Vertical linking is the practice of requiring customers to purchase related products or services from the same company.  For example, a company could require that its automobiles be serviced only by its own dealers. To stem this, many jurisdictions require that guarantees not be lifted by an external interview. See z.B the Magnuson-Moss Warranty Act in the United States. „Binding Agreement.“ Merriam-Webster.com dictionary, merriam weaver, www.merriam-webster.com/dictionary/tying%20agreement. Called November 27, 2020. Horizontal pooling is the practice of requiring consumers to pay for a product or service unrelated to the desired product.  A hypothetical example would be that Bic only sells his pens with Bic lighters. (However, a company may offer a limited free item with a different purchase than the promotional action.) When a seller asks buyers to purchase a second product or service as a prerequisite for obtaining a first product or service, it may be contrary to federal cartel laws. It is called a binder agreement or a binder agreement. Take the example of a car manufacturer that pooled the tires sold with the manufactured car and a second car manufacturer that linked the purchase of a car to the requirement to buy a particular brand of toolbox.
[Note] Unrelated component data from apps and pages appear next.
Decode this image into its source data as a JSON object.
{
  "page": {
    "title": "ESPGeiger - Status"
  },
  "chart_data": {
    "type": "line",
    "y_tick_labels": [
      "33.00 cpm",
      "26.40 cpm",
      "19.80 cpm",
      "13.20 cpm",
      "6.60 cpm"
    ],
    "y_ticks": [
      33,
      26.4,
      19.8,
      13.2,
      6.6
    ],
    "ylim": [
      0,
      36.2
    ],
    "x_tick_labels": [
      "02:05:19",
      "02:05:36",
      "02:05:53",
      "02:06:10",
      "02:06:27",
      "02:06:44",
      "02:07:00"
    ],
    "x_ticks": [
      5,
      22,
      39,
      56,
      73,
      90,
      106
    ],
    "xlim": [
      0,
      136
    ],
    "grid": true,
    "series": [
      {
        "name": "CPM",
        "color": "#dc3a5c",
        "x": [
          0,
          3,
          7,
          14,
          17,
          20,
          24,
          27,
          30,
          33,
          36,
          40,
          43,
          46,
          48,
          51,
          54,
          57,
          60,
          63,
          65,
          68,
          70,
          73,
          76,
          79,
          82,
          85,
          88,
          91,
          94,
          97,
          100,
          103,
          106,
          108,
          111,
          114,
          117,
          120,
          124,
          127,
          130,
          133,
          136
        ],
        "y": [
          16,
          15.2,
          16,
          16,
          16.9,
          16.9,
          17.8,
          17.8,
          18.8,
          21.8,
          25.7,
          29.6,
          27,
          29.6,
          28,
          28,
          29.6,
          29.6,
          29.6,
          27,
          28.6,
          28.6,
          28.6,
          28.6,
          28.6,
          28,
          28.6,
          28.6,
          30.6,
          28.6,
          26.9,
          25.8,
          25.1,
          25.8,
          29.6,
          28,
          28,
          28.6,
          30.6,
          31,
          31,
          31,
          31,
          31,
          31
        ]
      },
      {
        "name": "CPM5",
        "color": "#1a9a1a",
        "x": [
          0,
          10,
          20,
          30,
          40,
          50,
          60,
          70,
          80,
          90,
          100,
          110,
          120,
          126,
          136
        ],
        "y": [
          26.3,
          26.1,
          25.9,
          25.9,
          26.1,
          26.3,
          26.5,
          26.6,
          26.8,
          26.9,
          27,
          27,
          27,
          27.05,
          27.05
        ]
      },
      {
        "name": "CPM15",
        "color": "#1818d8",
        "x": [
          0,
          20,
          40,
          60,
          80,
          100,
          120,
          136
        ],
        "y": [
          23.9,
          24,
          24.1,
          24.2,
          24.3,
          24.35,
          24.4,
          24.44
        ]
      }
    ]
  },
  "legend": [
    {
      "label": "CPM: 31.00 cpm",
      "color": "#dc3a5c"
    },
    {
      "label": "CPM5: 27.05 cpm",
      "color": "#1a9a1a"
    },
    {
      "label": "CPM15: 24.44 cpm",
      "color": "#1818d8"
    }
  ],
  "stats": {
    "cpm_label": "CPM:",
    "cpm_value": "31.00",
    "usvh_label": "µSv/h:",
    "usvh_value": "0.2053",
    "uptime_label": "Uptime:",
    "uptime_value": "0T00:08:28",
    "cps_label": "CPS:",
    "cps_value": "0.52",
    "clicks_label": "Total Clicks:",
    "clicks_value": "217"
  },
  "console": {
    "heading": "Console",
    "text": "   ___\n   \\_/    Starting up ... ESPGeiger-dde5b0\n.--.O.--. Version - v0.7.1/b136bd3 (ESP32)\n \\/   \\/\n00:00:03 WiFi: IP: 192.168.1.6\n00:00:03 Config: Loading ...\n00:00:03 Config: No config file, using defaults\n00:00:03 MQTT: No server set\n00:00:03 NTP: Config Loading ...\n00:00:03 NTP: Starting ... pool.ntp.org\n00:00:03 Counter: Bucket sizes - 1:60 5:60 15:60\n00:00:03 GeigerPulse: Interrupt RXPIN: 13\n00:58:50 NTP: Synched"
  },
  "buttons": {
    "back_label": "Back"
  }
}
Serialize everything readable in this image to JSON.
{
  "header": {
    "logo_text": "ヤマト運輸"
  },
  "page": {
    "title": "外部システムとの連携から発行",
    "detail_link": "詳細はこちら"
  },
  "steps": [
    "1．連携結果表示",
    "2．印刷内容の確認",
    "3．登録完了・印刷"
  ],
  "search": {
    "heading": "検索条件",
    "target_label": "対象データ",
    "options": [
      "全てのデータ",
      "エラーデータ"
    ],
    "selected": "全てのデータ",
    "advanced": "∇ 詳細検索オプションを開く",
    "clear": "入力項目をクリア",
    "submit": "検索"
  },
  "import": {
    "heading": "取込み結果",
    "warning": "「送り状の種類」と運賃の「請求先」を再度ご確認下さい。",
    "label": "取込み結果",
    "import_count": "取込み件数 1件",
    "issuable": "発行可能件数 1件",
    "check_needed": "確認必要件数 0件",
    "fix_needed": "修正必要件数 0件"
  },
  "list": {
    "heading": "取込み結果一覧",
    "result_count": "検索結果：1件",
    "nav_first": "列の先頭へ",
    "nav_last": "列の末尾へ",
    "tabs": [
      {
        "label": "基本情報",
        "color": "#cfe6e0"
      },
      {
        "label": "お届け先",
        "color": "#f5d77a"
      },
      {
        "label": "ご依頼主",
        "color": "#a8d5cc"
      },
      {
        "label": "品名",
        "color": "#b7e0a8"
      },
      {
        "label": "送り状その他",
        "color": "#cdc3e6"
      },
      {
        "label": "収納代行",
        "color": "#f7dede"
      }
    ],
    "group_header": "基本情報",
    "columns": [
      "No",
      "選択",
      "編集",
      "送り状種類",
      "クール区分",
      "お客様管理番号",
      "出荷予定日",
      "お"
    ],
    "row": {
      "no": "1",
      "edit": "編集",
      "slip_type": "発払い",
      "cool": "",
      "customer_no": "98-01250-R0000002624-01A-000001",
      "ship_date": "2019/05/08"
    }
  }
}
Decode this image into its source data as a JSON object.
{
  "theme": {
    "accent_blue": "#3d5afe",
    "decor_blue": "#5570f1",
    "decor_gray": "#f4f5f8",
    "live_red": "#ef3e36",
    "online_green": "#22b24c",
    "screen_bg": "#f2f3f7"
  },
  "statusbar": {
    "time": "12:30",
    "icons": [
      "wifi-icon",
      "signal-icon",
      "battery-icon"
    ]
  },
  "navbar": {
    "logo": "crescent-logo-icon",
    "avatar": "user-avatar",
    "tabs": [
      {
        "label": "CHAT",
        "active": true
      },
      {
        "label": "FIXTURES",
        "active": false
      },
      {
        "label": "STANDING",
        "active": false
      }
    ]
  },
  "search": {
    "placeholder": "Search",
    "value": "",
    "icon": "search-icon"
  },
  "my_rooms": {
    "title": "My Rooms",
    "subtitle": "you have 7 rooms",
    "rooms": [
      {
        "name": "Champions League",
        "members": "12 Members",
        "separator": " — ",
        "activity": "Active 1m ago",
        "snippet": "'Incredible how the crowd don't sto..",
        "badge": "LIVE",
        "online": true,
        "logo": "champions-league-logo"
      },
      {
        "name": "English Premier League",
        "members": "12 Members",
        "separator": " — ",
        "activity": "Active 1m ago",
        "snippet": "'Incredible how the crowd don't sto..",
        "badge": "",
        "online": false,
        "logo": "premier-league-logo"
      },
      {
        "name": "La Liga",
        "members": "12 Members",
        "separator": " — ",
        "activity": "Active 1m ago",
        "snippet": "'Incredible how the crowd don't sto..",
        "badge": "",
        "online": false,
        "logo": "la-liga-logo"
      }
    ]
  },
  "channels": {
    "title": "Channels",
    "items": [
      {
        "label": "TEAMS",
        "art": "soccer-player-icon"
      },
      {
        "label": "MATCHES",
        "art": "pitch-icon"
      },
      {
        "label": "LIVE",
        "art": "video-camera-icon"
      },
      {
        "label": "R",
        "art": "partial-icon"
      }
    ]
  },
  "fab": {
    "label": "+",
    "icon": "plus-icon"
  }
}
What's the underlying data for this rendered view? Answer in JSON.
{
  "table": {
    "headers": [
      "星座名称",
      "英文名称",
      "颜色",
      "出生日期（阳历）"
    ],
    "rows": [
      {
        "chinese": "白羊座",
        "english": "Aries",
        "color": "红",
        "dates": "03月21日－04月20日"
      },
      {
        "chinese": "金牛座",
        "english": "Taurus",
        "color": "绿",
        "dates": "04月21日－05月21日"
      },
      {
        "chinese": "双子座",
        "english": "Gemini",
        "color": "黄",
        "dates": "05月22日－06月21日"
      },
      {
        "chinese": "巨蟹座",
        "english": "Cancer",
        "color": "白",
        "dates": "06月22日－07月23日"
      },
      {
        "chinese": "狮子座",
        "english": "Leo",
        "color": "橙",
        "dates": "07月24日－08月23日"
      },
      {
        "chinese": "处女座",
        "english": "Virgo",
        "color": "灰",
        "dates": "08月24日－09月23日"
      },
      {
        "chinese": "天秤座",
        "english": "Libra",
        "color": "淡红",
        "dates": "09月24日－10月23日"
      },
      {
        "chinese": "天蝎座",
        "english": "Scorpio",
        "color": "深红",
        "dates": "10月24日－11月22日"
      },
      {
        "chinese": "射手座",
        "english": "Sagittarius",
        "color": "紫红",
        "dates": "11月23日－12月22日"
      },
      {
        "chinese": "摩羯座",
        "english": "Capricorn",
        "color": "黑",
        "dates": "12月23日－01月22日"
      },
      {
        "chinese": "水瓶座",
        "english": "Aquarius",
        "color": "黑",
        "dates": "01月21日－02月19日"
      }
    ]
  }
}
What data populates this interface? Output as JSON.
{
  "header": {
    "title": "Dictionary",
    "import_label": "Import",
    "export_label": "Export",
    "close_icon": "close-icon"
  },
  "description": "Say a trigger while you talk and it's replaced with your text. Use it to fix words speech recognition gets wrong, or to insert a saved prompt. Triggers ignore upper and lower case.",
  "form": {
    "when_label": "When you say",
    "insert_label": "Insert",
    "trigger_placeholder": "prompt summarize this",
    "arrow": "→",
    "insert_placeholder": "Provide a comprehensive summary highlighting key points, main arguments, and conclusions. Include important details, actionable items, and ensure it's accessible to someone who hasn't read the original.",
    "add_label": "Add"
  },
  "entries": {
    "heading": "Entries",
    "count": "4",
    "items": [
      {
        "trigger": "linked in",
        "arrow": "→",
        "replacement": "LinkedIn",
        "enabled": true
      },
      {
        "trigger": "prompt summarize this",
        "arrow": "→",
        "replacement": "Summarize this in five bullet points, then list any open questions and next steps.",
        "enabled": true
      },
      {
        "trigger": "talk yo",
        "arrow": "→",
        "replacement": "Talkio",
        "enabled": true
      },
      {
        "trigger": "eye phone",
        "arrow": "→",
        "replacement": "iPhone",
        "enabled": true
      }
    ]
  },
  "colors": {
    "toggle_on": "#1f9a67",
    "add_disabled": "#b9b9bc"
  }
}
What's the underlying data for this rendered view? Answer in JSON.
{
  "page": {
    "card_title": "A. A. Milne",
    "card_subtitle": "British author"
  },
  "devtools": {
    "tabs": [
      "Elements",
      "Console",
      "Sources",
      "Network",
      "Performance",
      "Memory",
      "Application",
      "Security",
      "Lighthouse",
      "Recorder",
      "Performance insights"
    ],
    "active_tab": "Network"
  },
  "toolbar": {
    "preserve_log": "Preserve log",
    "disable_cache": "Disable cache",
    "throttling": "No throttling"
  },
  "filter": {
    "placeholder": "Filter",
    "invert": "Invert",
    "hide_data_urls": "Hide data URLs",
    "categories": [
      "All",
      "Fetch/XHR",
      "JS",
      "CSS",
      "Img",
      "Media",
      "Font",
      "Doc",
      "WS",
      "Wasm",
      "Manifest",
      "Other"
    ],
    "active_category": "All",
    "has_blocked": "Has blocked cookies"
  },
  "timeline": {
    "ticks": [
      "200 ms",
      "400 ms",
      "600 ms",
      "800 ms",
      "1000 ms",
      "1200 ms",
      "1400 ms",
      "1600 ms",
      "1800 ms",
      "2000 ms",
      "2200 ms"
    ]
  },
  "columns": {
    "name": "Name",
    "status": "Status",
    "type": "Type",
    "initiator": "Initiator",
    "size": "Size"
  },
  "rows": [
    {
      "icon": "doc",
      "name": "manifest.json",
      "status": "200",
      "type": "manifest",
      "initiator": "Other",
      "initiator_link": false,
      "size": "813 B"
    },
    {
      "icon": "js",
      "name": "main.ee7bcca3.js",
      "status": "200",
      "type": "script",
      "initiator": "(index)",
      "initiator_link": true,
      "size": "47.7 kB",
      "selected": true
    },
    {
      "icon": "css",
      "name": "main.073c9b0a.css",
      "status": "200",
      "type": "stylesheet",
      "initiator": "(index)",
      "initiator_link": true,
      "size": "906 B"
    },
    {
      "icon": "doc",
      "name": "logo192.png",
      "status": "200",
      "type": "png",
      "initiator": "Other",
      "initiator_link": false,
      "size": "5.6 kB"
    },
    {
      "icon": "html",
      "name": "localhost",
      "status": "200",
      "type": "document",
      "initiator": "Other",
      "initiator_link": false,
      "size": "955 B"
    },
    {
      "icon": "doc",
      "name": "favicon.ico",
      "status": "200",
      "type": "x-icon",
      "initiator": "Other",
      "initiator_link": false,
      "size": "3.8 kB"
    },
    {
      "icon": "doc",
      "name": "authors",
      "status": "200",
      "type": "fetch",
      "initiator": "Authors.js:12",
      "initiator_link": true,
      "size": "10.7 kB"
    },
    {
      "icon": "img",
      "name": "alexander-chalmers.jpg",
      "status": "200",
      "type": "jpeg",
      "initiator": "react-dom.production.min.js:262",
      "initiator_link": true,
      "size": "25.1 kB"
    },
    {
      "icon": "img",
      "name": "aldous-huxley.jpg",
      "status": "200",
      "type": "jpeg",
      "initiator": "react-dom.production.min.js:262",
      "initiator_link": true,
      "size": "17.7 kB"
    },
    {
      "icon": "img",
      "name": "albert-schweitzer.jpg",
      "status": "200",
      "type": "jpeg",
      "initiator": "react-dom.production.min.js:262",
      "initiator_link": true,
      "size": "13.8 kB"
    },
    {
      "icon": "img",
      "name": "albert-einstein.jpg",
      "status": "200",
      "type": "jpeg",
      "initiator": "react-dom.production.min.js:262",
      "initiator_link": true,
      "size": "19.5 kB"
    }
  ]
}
Other toolbox manufacturers would quickly indicate that there is already a clean and robust market for toolboxes. If tyre manufacturers are not in a position to make this argument, it is because tyres, regardless of the brand, are necessary to market a car, and without cars, there is no market for tyres.
In recent times, in light of changes in business practices related to new technologies, traditional ideas around sewing have been reviewed and the assumptions of the previous examples could be debated. In a binder agreement, the product that Vendee actually wishes to buy is referred to as a „binder“, while the additional product that Vendee must purchase to conclude the sale is referred to as a „tied product“. Typically, the binding product is a desirable good, highly demanded by sellers of dense in a given market. The linked product is usually less desirable, of lower quality or otherwise difficult to sell. For example, film distributors often link the sale of popular videotapes to the purchase of second-class films that, due to lack of demand, pile up in their warehouses. . . .